All the discussion about whether or not internet financing is in the middle of another bubble period tends to miss one very important point. Wall Street has not shown much sign of internet excess yet – and with the stock market swinging wildly this week, public market investors are showing no inclination to jump in.
A case in point on Wednesday: the withdrawl of an IPO for social networking company Classmates Media. This is a company assembled through a series of acquisitions over the last three years by United Online. Having welded together social networking site Classmates, online loyalty marketing company MyPoints and a couple of other ventures for a total of $200m, UOL hoped to turn around and sell a small slice of the venture to the public, netting more than $100m in cash and putting a heady valuation on the unit of some $720m. Read more
It must have seemed a good idea at the time. Combine a company that produces an electronic programming guide with one that makes content protection technology, and you get an outfit that is perfectly positioned to help media companies navigate the challenging waters of internet-delivered TV. That is, if you don’t end up with a trainwreck first.
Macrovision’s proposed $2.8bn purchase of Gemstar-TV Guide may survive the elevator pitch test, but it looks monumentally difficult to make work. For a start, Gemstar will be a very big and complicated dish to swallow. Some 55 per cent of its revenues don’t even come from electronic programming guides, but from the TV Guide magazine and cable channels. Unpicking the pieces, selling off unwanted assets and paying down debt may eventually leave the smaller Macrovision in a position to digest what’s left, but Gemstar has been a playground for intellectual property litigators for so long that it’s hard to imagine this turning out clean and simple. Read more
Speaking of 3D, three-dimensional holograms could soon take the place of two-dimensional images in teleconferencing, according to Cisco Systems. "We may be in a room where if I walk around behind you I can see the back of your head," said Marthin de Beer, head of Cisco’s emerging technologies group, at the networking company’s annual analyst meeting at the Fairmont hotel in San Jose on Tuesday. "I won’t be able to shake your hand but it will be a 3D rendering."
The new hologram technology is the result of a collaboration between Cisco and Musion, a UK-based company specialising in 3D projection.

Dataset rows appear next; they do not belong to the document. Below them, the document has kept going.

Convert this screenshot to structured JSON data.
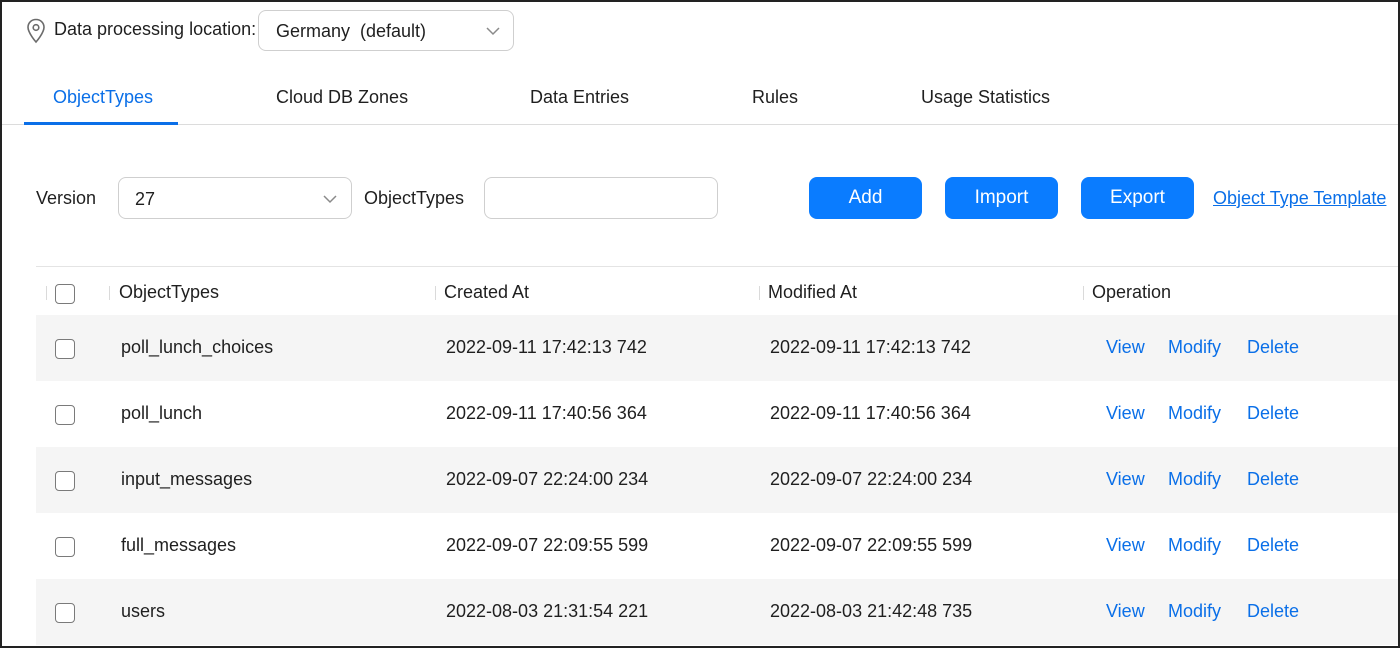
{
  "location": {
    "label": "Data processing location:",
    "selected": "Germany  (default)",
    "icon": "location-pin-icon"
  },
  "tabs": [
    {
      "label": "ObjectTypes",
      "active": true
    },
    {
      "label": "Cloud DB Zones",
      "active": false
    },
    {
      "label": "Data Entries",
      "active": false
    },
    {
      "label": "Rules",
      "active": false
    },
    {
      "label": "Usage Statistics",
      "active": false
    }
  ],
  "filters": {
    "version_label": "Version",
    "version_value": "27",
    "objecttypes_label": "ObjectTypes",
    "objecttypes_value": ""
  },
  "actions": {
    "add": "Add",
    "import": "Import",
    "export": "Export",
    "template_link": "Object Type Template"
  },
  "table": {
    "headers": [
      "ObjectTypes",
      "Created At",
      "Modified At",
      "Operation"
    ],
    "operations": [
      "View",
      "Modify",
      "Delete"
    ],
    "rows": [
      {
        "name": "poll_lunch_choices",
        "created": "2022-09-11 17:42:13 742",
        "modified": "2022-09-11 17:42:13 742"
      },
      {
        "name": "poll_lunch",
        "created": "2022-09-11 17:40:56 364",
        "modified": "2022-09-11 17:40:56 364"
      },
      {
        "name": "input_messages",
        "created": "2022-09-07 22:24:00 234",
        "modified": "2022-09-07 22:24:00 234"
      },
      {
        "name": "full_messages",
        "created": "2022-09-07 22:09:55 599",
        "modified": "2022-09-07 22:09:55 599"
      },
      {
        "name": "users",
        "created": "2022-08-03 21:31:54 221",
        "modified": "2022-08-03 21:42:48 735"
      }
    ]
  },
  "colors": {
    "accent": "#0a7cff",
    "link": "#0a6fe8",
    "row_stripe": "#f5f5f5"
  }
}
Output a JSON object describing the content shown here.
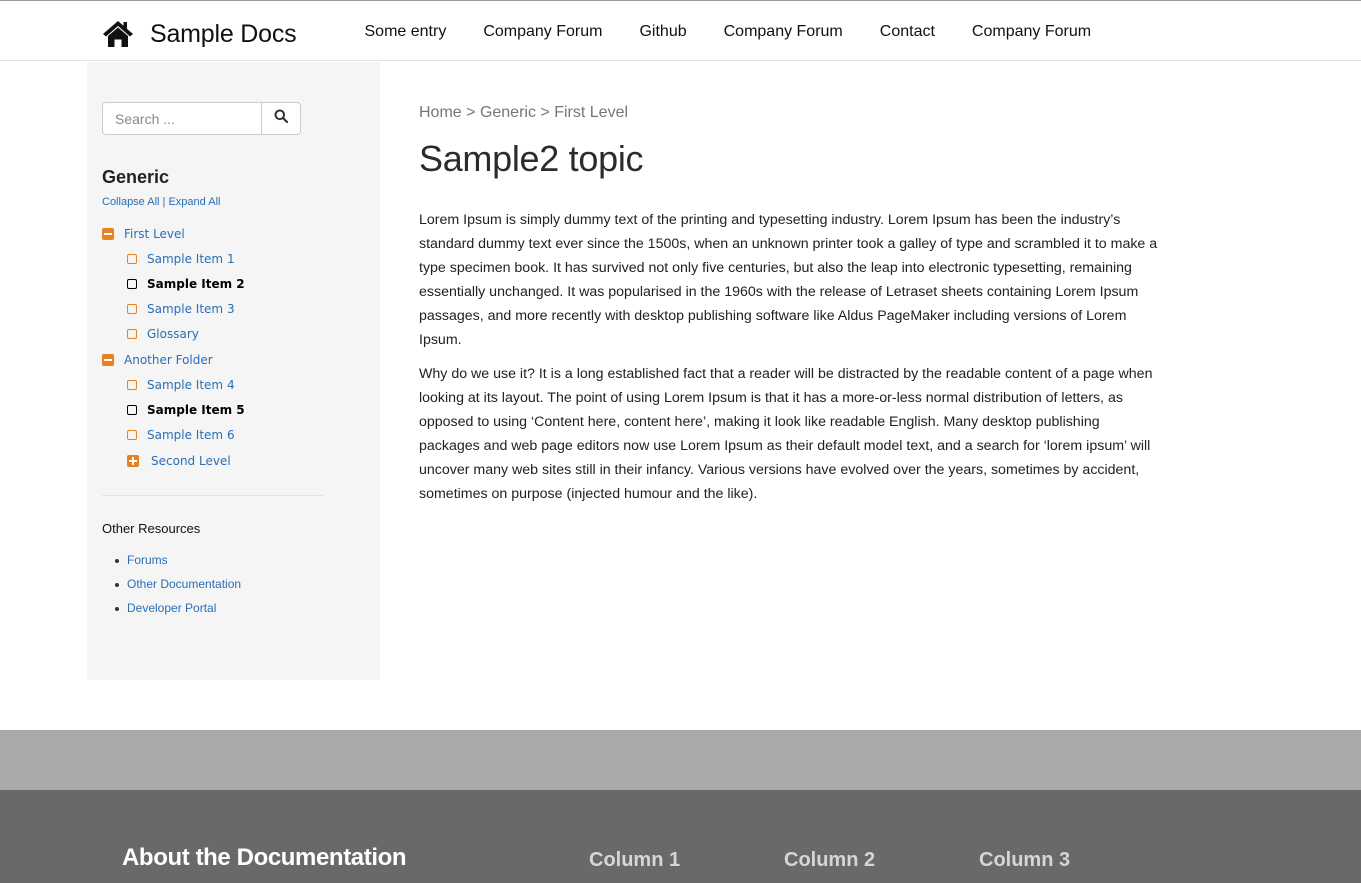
{
  "header": {
    "brand": "Sample Docs",
    "nav": [
      "Some entry",
      "Company Forum",
      "Github",
      "Company Forum",
      "Contact",
      "Company Forum"
    ]
  },
  "sidebar": {
    "search_placeholder": "Search ...",
    "title": "Generic",
    "collapse_all": "Collapse All",
    "separator": "|",
    "expand_all": "Expand All",
    "tree": [
      {
        "label": "First Level",
        "kind": "folder-expanded"
      },
      {
        "label": "Sample Item 1",
        "kind": "item"
      },
      {
        "label": "Sample Item 2",
        "kind": "item-active"
      },
      {
        "label": "Sample Item 3",
        "kind": "item"
      },
      {
        "label": "Glossary",
        "kind": "item"
      },
      {
        "label": "Another Folder",
        "kind": "folder-expanded"
      },
      {
        "label": "Sample Item 4",
        "kind": "item"
      },
      {
        "label": "Sample Item 5",
        "kind": "item-active"
      },
      {
        "label": "Sample Item 6",
        "kind": "item"
      },
      {
        "label": "Second Level",
        "kind": "folder-collapsed"
      }
    ],
    "resources_title": "Other Resources",
    "resources": [
      "Forums",
      "Other Documentation",
      "Developer Portal"
    ]
  },
  "main": {
    "breadcrumb": [
      "Home",
      "Generic",
      "First Level"
    ],
    "breadcrumb_sep": ">",
    "title": "Sample2 topic",
    "paragraphs": [
      "Lorem Ipsum is simply dummy text of the printing and typesetting industry. Lorem Ipsum has been the industry’s standard dummy text ever since the 1500s, when an unknown printer took a galley of type and scrambled it to make a type specimen book. It has survived not only five centuries, but also the leap into electronic typesetting, remaining essentially unchanged. It was popularised in the 1960s with the release of Letraset sheets containing Lorem Ipsum passages, and more recently with desktop publishing software like Aldus PageMaker including versions of Lorem Ipsum.",
      "Why do we use it? It is a long established fact that a reader will be distracted by the readable content of a page when looking at its layout. The point of using Lorem Ipsum is that it has a more-or-less normal distribution of letters, as opposed to using ‘Content here, content here’, making it look like readable English. Many desktop publishing packages and web page editors now use Lorem Ipsum as their default model text, and a search for ‘lorem ipsum’ will uncover many web sites still in their infancy. Various versions have evolved over the years, sometimes by accident, sometimes on purpose (injected humour and the like)."
    ]
  },
  "footer": {
    "title": "About the Documentation",
    "columns": [
      "Column 1",
      "Column 2",
      "Column 3"
    ]
  },
  "colors": {
    "link": "#2a6eb5",
    "accent": "#e8821e",
    "sidebar_bg": "#f5f5f5",
    "footer_band": "#a9a9a9",
    "footer_bg": "#696969"
  },
  "icons": {
    "brand": "home-icon",
    "search": "search-icon",
    "folder_expanded": "minus-square-icon",
    "folder_collapsed": "plus-square-icon",
    "item": "square-outline-icon"
  }
}
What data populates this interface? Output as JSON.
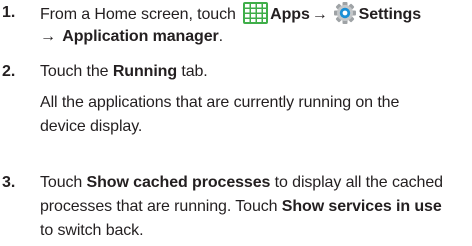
{
  "steps": [
    {
      "number": "1.",
      "text_a": "From a Home screen, touch ",
      "apps": "Apps",
      "arrow1": "→",
      "settings": "Settings",
      "arrow2": "→",
      "app_manager": "Application manager",
      "period": "."
    },
    {
      "number": "2.",
      "text_a": "Touch the ",
      "running": "Running",
      "text_b": " tab.",
      "line2": "All the applications that are currently running on the",
      "line3": "device display."
    },
    {
      "number": "3.",
      "text_a": "Touch ",
      "show_cached": "Show cached processes",
      "text_b": " to display all the cached",
      "line2a": "processes that are running. Touch ",
      "show_services": "Show services in use",
      "line3": "to switch back."
    }
  ],
  "colors": {
    "apps_icon": "#3fae49",
    "settings_icon": "#1a8fd6",
    "text": "#231f20"
  },
  "icons": {
    "apps": "apps-grid-icon",
    "settings": "settings-gear-icon"
  }
}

John Chambers, Cisco’s CEO, and a holographic Mr de Beer demonstrated the technology before a rapt audience last month in Bangalore. You can see the YouTube video here: Read more
While 3D is being adopted by the movie industry as the technology that will put more bums on cinema seats, a new 3D camera being unveiled this week is designed to get people out of their chairs.
The ZCam, developed by the Israeli company 3DV Systems, represents a big advance on the motion-sensing technology currently being used to play video games by gestures rather than punching a controller. Read more